The Ingham County Sheriff’s Department is looking to add a part-time communication and media assistant. The position will help ease the demand for Freedom of Information Act requests.
Undersheriff Andrew Bouck proposed the new position to the Ingham County Board of Commissioners. The salary range is $20,410 to $24,339. He said it will be an important addition to provide assistance with Freedom of Information Act (FOIA) requests and engage with the community.
The commissioners approved the position March 22.
Ingham County Sheriff’s Office FOIA Coordinator Hattie Welling said the sheriff’s office processes the most FOIA requests in the county. In 2019, the office had 5,500 FOIA requests, about half being body camera videos. Due to the pandemic, requests were down to about 3,400 requests in 2020 and 3,000 in 2021.
“With that volume and the volume that we have with all of our other duties, having somebody here to help out to redact and watch body cams and vehicle cams, it would make the FOIAs go a little bit quicker and easier so we don’t have so many sitting in queue,” Welling said.
Welling said it can take six to eight hours to watch some videos. She spends about 90% of her time at work dealing with FOIA requests.
“With being the coordinator, there’s also other duties that I’m responsible for,” Welling said. “So having somebody here to help out with FOIAs will free up my time to be able to take care of the other office duties.”
Another aspect of the part-time position will be assisting with communications and managing multimedia platforms.

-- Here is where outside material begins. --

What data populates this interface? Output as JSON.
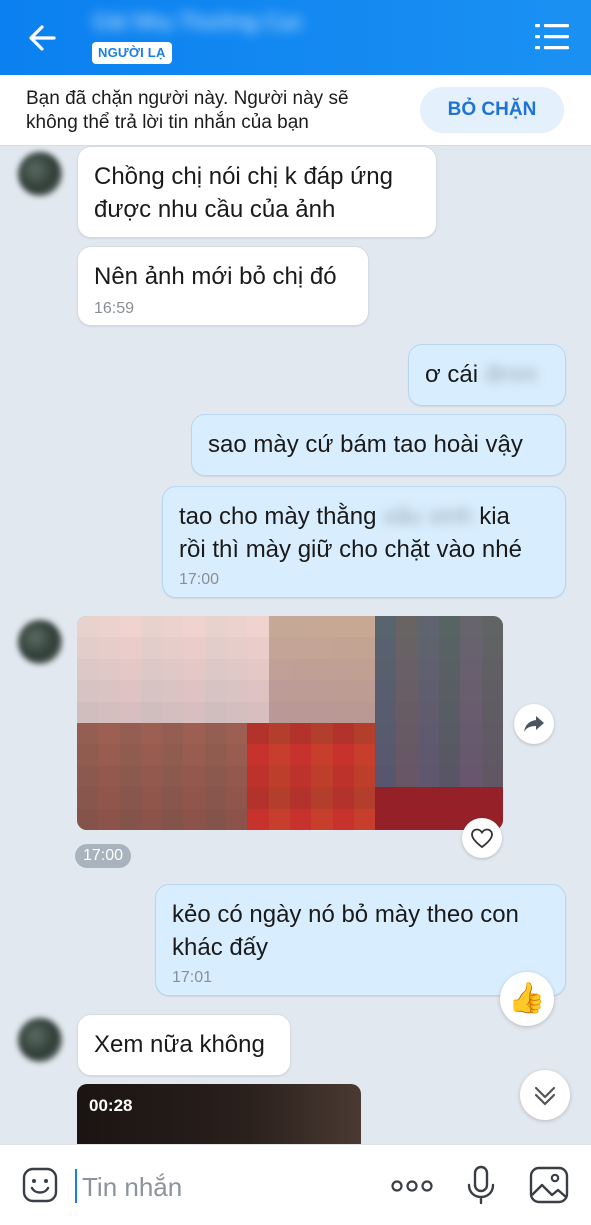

Bouck hopes the person who takes the new position will use communications to reflect the office’s value of “service excellence” and will help “capture the good stuff” the office does.
Chief Deputy Darin Southworth said community engagement is essential to policing.
“For us to establish a true sense of police legitimacy, we have to engage our community,” Southworth said. “We have to be where they’re at… We work at the pleasure of and are given our authority through community.”
He hopes the new hire gets involved through social media and storytelling.
“We hope (they are) interested in the balance of law enforcement and community and they bring a sense of what the community wants to know, what they want to hear, what they want to read, what they want to see,” Southworth said.